_Exercise directions_.
Below are some entries. Copy each line in them that holds "Intellect".

_Data for processing_.
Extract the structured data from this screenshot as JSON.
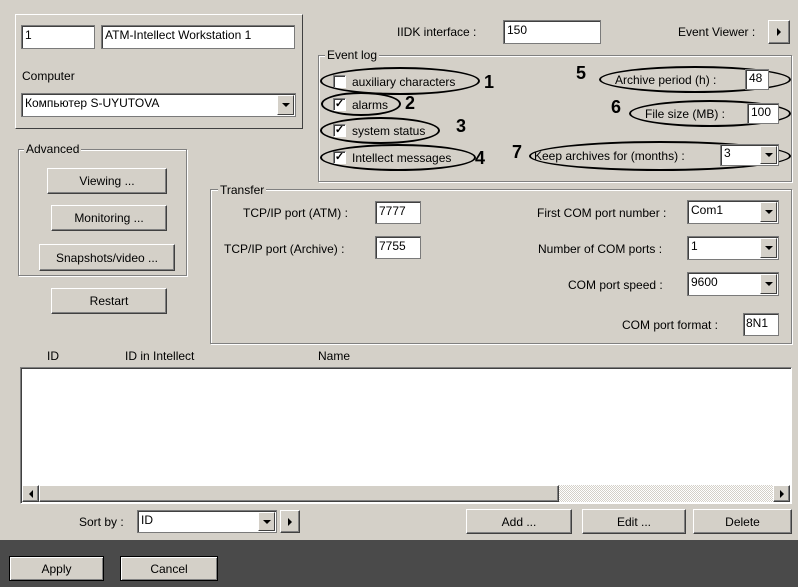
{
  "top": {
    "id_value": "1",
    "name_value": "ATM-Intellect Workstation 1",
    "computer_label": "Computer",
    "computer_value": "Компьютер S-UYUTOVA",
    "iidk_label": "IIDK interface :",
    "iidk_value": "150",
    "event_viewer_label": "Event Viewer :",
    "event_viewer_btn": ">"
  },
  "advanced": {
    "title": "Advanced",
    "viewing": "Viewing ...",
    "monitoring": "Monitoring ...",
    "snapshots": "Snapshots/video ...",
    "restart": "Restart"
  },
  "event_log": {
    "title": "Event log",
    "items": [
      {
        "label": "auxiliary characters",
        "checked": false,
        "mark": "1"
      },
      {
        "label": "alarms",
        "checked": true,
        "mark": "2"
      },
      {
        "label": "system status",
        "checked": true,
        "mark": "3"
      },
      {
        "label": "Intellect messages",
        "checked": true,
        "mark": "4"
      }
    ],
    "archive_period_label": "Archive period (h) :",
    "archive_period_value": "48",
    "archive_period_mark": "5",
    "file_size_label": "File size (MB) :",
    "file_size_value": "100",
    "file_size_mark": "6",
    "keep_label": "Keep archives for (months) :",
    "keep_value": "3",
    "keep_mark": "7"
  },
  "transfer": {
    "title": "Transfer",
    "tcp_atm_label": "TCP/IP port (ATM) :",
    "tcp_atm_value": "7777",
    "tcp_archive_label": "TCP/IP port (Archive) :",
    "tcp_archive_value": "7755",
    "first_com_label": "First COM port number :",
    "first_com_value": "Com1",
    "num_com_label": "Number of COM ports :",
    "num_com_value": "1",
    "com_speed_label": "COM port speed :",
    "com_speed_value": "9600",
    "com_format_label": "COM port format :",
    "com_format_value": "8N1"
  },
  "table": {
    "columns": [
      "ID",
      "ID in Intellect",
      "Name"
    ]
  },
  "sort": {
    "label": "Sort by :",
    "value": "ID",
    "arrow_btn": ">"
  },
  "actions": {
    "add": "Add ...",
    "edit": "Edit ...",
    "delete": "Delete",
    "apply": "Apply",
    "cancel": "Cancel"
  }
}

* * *

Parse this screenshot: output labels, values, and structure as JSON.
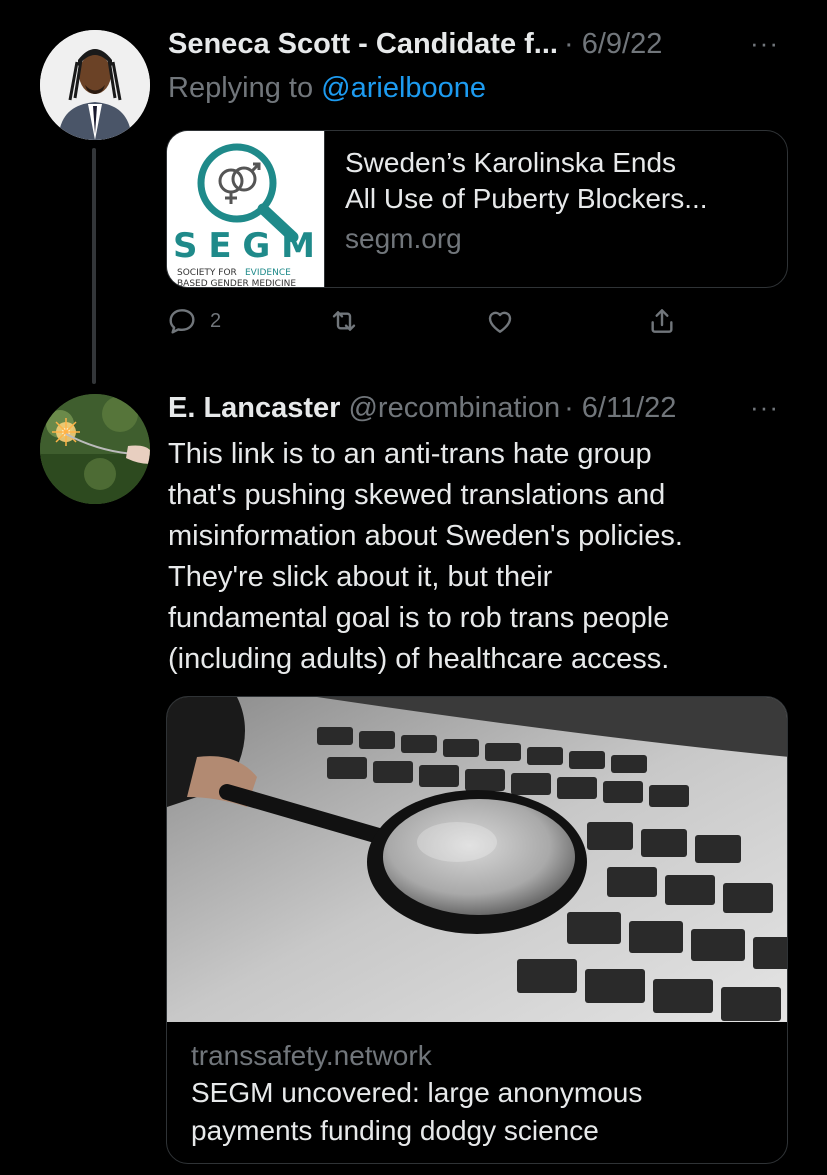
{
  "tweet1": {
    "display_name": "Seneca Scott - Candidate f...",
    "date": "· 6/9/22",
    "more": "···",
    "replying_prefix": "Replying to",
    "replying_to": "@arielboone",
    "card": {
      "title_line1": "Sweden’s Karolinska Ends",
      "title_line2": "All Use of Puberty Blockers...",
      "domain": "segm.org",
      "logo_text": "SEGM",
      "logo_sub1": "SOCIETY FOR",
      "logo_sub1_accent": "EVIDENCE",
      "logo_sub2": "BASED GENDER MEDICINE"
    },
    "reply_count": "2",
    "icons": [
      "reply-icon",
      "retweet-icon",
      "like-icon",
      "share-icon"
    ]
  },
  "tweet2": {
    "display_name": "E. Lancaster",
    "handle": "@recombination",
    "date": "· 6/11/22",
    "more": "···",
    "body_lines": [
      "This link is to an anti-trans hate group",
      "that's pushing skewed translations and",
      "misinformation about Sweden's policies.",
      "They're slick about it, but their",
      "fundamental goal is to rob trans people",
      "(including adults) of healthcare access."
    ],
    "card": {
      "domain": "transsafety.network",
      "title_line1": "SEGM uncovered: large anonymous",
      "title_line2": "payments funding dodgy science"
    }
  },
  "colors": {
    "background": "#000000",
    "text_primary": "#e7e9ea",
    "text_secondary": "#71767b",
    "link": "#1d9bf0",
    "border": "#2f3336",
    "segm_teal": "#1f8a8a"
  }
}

_Response to this task_.
    "name_value": "ATM-Intellect Workstation 1",
        "label": "Intellect messages",
      "ID in Intellect",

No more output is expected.